Professor, Department of English Literature, Trent University
President, Victorian Studies Association of Ontario
Chair, North-American Network in Aging Studies (NANAS)
2. VSAO Report: ACCUTE 2018
Overheard at the double panel jointly hosted by the VSAO and ACCUTE at this year’s Congress at the University of Regina: “Wow, the Victorianists are having their day at ACCUTE!” The two panels we organized for the VSAO, entitledVictorian Spaces: Real and Imagined Parts I and II, were enthusiastically attended. It was inspiring to see this “Vic. extravaganza,” as many coined it, rippling out into the exciting and erudite atmosphere at Congress. From the outset, we were bowled over by the way in which both panels exceeded all our expectations, leaving many of us lingering afterward to chat in our room and then taking gregarious conversations to the campus’s Riddell Centre for lunch.

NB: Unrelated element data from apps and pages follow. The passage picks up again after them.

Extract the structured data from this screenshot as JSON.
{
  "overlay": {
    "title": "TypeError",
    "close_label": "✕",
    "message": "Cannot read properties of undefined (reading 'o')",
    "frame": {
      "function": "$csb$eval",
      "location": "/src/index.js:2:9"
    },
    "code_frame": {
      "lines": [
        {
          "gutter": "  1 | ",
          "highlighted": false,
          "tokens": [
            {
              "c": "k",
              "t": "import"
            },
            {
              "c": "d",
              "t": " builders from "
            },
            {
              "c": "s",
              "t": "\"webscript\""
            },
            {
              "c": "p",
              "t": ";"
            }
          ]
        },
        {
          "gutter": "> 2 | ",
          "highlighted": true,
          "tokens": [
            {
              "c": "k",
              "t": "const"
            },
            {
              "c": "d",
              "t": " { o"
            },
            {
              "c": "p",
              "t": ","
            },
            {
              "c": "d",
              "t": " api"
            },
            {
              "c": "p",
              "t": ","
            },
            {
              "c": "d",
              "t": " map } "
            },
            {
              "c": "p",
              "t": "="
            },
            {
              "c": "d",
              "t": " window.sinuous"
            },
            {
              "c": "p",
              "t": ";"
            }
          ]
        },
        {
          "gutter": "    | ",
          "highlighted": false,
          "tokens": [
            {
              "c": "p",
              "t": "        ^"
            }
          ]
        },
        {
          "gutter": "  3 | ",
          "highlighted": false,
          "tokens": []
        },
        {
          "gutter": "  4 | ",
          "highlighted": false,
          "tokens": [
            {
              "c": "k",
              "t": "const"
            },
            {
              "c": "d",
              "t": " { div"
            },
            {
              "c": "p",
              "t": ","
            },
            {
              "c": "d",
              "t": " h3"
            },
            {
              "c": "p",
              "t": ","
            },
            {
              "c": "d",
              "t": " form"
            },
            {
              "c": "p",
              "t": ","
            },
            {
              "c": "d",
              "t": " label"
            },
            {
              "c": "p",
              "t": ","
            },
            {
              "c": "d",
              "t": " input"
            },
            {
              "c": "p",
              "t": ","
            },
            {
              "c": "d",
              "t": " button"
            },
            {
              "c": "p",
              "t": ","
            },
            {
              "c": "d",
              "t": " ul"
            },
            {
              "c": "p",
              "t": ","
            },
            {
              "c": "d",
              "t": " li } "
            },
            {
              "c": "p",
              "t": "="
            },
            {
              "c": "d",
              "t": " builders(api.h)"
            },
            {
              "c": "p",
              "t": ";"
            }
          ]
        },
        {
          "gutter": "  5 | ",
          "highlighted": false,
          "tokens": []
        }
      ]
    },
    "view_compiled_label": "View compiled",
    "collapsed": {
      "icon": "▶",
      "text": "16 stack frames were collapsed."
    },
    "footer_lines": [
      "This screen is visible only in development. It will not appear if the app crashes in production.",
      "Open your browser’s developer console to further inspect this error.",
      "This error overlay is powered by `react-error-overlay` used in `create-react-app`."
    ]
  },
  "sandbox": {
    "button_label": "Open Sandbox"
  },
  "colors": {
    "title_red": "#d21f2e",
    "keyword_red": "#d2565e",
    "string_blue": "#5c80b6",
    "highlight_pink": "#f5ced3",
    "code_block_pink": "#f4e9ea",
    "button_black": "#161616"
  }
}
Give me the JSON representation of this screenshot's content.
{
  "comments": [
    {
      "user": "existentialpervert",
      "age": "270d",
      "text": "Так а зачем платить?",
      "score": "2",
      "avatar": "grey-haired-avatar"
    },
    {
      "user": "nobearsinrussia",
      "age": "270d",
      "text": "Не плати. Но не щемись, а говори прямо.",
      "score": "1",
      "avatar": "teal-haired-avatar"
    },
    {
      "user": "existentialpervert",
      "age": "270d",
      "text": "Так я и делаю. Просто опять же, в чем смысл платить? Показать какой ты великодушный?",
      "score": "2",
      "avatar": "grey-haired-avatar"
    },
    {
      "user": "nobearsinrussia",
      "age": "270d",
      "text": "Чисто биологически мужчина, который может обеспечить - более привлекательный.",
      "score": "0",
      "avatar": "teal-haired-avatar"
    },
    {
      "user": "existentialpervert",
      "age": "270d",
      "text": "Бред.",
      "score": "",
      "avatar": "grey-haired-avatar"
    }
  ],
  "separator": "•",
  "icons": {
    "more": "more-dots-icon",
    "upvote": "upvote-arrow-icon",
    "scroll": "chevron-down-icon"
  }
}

In many ways, the first panel of the morning set the tone for the day as it allowed all of us to delve into the myriad ways to approach spatial cultural histories and forms. First, Lindsay Wells’s creative paper offered fresh insights into the significance of the visual representation of the spatial sites of the glasshouse and glass-enclosed Victorian garden in works by artists, such as John Everett Millais and James Tissot. Next, Amanda Paxton’s nuanced paper focused on the continuum of contextual discourses on Euclidean and non-Euclidean geometry, which informed both John Ruskin’s and Walter Pater’s aesthetic theories. Last, but not least, Alicia Alves’s rich paper explored the ways in which domestic spaces, found in texts such as Joseph Sheridan Le Fanu’sCarmilla and Bram Stoker’s Dracula, excluded the “animal hybrid” trope of the “bat” thus reproducing heteronormative codes.
The second panel of the morning was equally sparkling and engaging, even with a two-person panel. Our first panelist, Nahmi Lee, inspired us through her compelling literary analysis of Charles Dickens’s Bleak Houseas she explored the contextual histories of sanitation reform, while honing in on images of circulation and the accumulation of excessive waste in Dicken’s imagined urban geographies and mindscapes. Finally, Emma McTavish’s insightful exploration of the gendering and classing of spatial histories and imaginaries in Somerset Maugham’s Liza of Lambethallowed all of us to think through the implications of known cultural theories surrounding the “male gaze” and the binaries of the flâneuse/flâneur and the public/private in the text’s framing of space experienced by the complex protagonist.
In our concluding group discussion we revisited the power of close readings of diverse cultural texts, of the construction of imagined and physical spaces within our “home” disciplines and the ways in which transdisciplinary dialogues can be tied together by issues we discussed in both panels: the circulation of objects and waste; the shifting nuances of publics and counterpublics; the power of visual codes to reproduce imperialist, classed and gendered spatial histories; and the ways in which cultural texts could replicate and yet challenge insidious and heteronormative forms of power.
If we may be slightly immodest, we felt our co-chaired double panel was truly an embarrassment of riches. We look forward to our next dispatch to you from ACCUTE’s 2019 gathering and we wish you all a well-deserved and relaxing summer!
Emily Rothwell and Lin Young
Co-Organizers, VSAO-sponsored panels for ACCUTE 2018
Graduate Student Members of the VSAO Executive